Like its namesake, Earl Weaver Baseball was way ahead of its time – The Athletic
Keith Law pays tribute to the classic video game and interviews its creator. I chuckled at the part where Earl met with game designers and ended up stationing them around the room to show how relay throws work.

MASN to air Orioles classics all week -
MASN is going to air a dozen memorable O’s games over the next week, from 2131 to Eddie’s 500th home run to a 1970 World Series game, mixed in with some walkoffs from recent years. Which ones on this list are you most interested in, Camden Chatters?

Revisiting the trade of Manny Machado - Steve Melewski
Remember when Dan Duquette was the O’s GM? That seems like approximately 100 years ago. But he made a rather high-profile trade you may have heard about, and Melewski checks in on how the prospects from that deal have panned out so far.

Phillips keeping his spring roommates and new routine - School of Roch
If you've been lying awake at night wondering how the baseball shutdown has affected Evan Phillips, you can now rest easy.

Orioles birthdays and history

Is today your birthday? Happy birthday! You share your day with only one Oriole, but it’s a good one: the delightful Koji Uehara (45), the Birds’ first prominent signing from Japan, who made 12 starts as a rookie in 2009, then became the O’s closer. He ended up carving out a quality nine-year career in the majors, winning a World Series with the Red Sox in 2013. Koji just retired from baseball last season after nine appearances for the Yomiuri Giants, his original NPB team.

On this day in 1997, the O’s beat the Royals in the season opener behind newly signed free agent Jimmy Key, who improved to an MLB-record 7-0 in Opening Day starts.
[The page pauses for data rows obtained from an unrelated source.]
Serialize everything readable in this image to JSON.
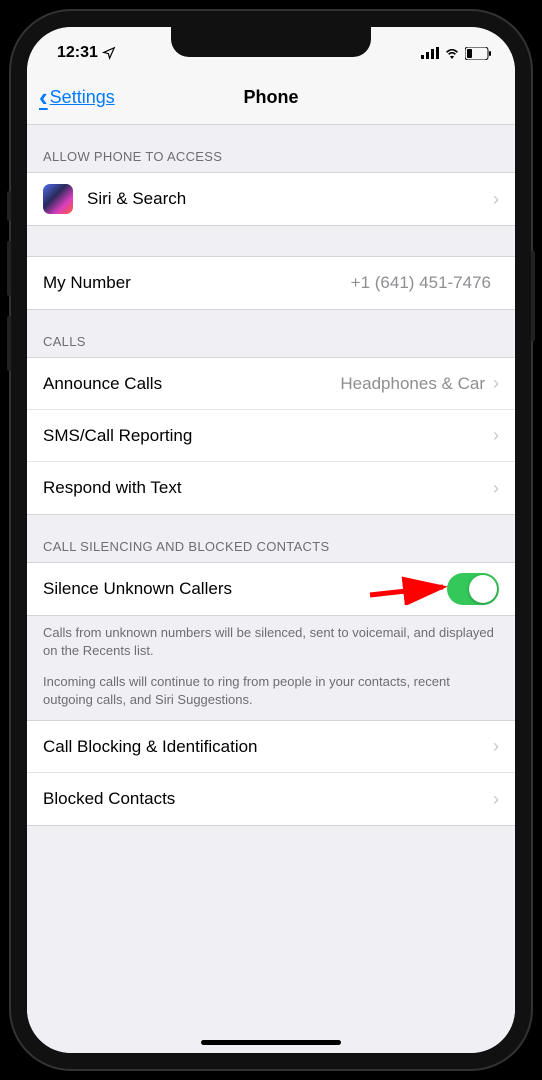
{
  "status_bar": {
    "time": "12:31",
    "location_icon": "location-arrow",
    "signal_icon": "cellular-signal",
    "wifi_icon": "wifi",
    "battery_icon": "battery-low"
  },
  "nav": {
    "back_label": "Settings",
    "title": "Phone"
  },
  "sections": {
    "access": {
      "header": "ALLOW PHONE TO ACCESS",
      "siri_label": "Siri & Search"
    },
    "my_number": {
      "label": "My Number",
      "value": "+1 (641) 451-7476"
    },
    "calls": {
      "header": "CALLS",
      "announce_label": "Announce Calls",
      "announce_value": "Headphones & Car",
      "sms_reporting_label": "SMS/Call Reporting",
      "respond_label": "Respond with Text"
    },
    "silencing": {
      "header": "CALL SILENCING AND BLOCKED CONTACTS",
      "silence_label": "Silence Unknown Callers",
      "silence_toggle": true,
      "footer1": "Calls from unknown numbers will be silenced, sent to voicemail, and displayed on the Recents list.",
      "footer2": "Incoming calls will continue to ring from people in your contacts, recent outgoing calls, and Siri Suggestions.",
      "call_blocking_label": "Call Blocking & Identification",
      "blocked_contacts_label": "Blocked Contacts"
    }
  },
  "annotation": {
    "arrow_color": "#ff0000"
  }
}
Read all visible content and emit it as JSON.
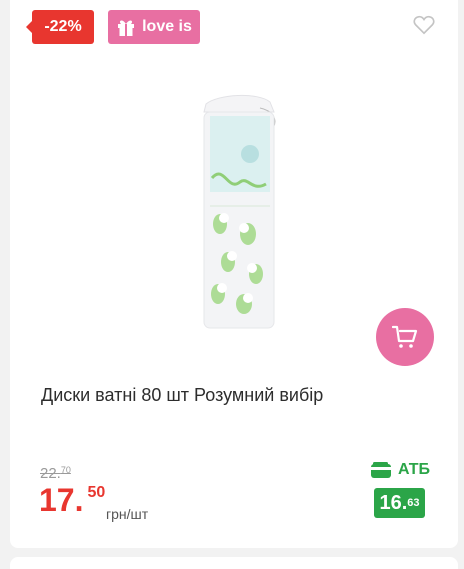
{
  "badges": {
    "discount": "-22%",
    "promo": "love is",
    "promo_icon": "gift-icon"
  },
  "product": {
    "title": "Диски ватні 80 шт Розумний вибір",
    "image": "cotton-pads-package"
  },
  "pricing": {
    "old_price_main": "22.",
    "old_price_cents": "70",
    "price_main": "17.",
    "price_cents": "50",
    "unit": "грн/шт",
    "store_name": "АТБ",
    "store_icon": "wallet-icon",
    "store_price_main": "16.",
    "store_price_cents": "63"
  },
  "actions": {
    "favorite_icon": "heart-icon",
    "cart_icon": "cart-icon"
  },
  "colors": {
    "discount_red": "#e8362f",
    "promo_pink": "#e86fa2",
    "store_green": "#2ba548"
  }
}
And on this day in 2011, Zach Britton made his major league debut with six innings of one-run ball to beat the Rays. In the nine years since, he’s taken on a new role (reliever), a new team (Yankees) and a new first name (Zack), but he’s still a pretty good pitcher.